Elsewhere, though, Tate acknowledges that Bad Brains were most authentic and innovative when playing ultra-Caucasian hardcore thrash, but totally jive when they tried to play roots reggae. And in his piece on the Black British but not "Black" sounding A.R. Kane, he acclaims their radically polymorphous swoon-rock for opening up the possibility for a Black avant-pop that isn't "in the pocket" but out-of-body.
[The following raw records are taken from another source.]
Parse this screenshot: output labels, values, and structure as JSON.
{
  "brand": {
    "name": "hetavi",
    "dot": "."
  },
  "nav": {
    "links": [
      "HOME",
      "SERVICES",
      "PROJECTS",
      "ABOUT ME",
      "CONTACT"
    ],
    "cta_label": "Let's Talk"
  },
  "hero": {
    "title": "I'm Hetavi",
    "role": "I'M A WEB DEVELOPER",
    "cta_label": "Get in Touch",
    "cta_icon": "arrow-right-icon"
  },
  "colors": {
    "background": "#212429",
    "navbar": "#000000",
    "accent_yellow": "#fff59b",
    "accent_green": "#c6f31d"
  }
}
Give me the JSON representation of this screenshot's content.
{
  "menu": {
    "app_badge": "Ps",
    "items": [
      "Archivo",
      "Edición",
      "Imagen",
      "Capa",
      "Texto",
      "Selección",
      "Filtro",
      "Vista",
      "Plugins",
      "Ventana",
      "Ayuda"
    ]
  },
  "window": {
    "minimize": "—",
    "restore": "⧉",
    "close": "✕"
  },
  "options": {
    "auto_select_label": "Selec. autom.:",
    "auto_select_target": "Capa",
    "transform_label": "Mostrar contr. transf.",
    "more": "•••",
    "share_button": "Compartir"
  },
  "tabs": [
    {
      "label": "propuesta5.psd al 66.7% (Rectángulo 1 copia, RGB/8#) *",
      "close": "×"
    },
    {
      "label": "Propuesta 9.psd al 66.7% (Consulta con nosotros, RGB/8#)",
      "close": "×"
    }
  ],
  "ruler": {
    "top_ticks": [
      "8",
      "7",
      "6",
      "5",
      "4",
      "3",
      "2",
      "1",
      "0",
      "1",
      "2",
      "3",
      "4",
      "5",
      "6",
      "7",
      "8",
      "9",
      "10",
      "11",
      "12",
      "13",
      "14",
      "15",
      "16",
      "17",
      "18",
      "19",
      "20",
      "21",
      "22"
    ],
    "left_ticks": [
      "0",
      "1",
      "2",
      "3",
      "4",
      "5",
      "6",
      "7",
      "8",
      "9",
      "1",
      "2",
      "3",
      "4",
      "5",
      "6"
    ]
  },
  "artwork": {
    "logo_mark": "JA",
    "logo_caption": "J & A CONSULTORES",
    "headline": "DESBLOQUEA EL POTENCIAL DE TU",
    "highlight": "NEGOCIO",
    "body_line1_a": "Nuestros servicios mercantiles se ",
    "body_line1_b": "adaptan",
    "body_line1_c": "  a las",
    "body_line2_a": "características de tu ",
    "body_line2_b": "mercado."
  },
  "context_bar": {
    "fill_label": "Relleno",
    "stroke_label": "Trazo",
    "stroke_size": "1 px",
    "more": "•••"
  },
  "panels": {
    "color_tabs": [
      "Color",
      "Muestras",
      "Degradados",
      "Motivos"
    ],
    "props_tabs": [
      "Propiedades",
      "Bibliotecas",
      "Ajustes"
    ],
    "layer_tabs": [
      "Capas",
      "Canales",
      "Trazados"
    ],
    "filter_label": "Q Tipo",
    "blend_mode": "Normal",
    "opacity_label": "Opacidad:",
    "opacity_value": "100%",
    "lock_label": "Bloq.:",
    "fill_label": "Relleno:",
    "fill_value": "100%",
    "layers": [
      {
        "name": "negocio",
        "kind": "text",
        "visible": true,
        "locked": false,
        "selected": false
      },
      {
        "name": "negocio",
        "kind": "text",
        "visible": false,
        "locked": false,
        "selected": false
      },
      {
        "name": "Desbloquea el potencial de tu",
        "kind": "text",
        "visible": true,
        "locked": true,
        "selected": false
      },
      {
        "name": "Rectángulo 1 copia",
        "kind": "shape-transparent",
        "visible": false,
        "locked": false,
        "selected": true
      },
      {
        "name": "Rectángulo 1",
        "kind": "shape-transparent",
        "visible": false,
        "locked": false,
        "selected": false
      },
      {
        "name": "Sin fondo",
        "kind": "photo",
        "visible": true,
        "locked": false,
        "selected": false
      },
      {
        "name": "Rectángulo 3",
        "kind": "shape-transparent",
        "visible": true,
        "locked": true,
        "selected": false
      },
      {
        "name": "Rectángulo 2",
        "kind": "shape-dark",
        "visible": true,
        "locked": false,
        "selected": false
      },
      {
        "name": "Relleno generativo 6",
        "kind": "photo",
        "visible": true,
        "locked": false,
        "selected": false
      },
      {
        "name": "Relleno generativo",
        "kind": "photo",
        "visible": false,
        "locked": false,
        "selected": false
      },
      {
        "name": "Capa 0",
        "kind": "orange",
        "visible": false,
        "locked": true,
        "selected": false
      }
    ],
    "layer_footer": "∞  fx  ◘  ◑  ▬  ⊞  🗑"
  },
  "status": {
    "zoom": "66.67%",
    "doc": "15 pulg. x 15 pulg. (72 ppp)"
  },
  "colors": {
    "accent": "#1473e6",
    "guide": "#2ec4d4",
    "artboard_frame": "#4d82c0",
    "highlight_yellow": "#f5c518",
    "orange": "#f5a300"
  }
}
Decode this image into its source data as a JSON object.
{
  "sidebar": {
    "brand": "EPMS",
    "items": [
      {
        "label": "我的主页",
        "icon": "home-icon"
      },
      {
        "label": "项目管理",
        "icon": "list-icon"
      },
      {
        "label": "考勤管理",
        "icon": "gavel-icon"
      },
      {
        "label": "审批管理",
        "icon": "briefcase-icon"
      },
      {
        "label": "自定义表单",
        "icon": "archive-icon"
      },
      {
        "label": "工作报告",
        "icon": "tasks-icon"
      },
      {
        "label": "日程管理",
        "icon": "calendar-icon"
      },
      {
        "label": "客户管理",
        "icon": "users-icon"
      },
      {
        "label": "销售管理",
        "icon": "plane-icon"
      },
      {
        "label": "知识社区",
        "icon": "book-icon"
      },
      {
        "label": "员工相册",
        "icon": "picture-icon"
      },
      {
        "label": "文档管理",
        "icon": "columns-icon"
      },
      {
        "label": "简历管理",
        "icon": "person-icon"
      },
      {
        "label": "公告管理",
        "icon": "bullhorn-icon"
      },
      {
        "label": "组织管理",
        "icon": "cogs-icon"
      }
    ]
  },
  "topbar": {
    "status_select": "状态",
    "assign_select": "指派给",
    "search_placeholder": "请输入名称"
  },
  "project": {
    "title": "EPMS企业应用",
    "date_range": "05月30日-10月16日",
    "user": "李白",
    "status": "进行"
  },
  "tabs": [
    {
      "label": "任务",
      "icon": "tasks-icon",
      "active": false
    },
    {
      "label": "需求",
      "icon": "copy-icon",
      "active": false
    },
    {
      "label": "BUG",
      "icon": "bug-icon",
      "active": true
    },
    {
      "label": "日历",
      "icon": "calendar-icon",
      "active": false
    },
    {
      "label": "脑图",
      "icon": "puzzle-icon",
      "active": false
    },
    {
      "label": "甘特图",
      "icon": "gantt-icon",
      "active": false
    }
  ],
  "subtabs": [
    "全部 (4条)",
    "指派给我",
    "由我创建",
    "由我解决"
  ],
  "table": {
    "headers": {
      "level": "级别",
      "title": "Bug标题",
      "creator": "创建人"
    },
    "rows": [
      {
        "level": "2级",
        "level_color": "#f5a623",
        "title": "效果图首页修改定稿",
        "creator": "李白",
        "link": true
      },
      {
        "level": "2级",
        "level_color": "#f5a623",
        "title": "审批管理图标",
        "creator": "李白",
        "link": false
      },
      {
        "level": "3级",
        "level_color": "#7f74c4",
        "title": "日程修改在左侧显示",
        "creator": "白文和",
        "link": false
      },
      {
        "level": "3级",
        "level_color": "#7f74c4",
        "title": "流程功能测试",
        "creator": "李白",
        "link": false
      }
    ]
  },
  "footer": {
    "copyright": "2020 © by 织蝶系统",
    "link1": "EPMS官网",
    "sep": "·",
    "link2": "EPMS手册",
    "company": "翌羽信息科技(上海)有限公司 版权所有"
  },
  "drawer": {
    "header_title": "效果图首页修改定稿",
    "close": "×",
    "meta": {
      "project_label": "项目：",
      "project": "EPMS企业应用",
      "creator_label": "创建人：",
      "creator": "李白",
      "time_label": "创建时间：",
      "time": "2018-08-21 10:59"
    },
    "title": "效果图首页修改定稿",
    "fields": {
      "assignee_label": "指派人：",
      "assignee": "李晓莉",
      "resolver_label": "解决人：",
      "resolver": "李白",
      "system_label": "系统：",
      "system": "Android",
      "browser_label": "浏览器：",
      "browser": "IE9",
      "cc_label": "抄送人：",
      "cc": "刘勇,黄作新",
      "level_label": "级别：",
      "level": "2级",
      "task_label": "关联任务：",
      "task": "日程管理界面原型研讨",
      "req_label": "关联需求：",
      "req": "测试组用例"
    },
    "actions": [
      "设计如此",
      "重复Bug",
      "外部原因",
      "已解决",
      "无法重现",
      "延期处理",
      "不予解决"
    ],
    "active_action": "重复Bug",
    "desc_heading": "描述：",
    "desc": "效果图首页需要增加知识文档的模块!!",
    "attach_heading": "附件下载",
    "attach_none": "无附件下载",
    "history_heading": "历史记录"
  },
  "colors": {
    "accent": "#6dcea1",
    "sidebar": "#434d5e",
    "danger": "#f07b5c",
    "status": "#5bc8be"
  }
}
The Kane boys acknowledged only one influence, Miles Davis, who coincindentally is the subject of Tate's best two essays, "The Electric Miles", and the elegy "Silence, Exile and Cunning". The former is the best piece on Miles' most feverishly creative, least understood phase I've yet encountered, with Tate anticipating the now emergent critical doxa that the late Sixties to mid-Seventies albums constitute the alpha and omega of furthermucker music, pre-empting Can, Eno/Byrne/Hassell, Metal Box, even dub and late Eighties freak-rock. Miles and his floating pool of players explored "a zone of musical creation as topsy-turvy as the world of subatomic physics". Tate's metaphors are vivid and precise: "He Loves Him Madly" is an "aural sarcophagus", Dark Magus sees Miles "scribbling blurbs of feline, funky sound which under scrutiny take on graphic shapes as wild and willed as New York subway graffiti". To say that he's mapped only the surface of Miles' planet, not probed the demonic, unclassifiable emotions that seethe at its volcanic core, is no diss to Tate, only a tribute to the inexhaustible nature of the music, of how far we still have to go (there will always be "further" when it comes to Miles).
An excellent book.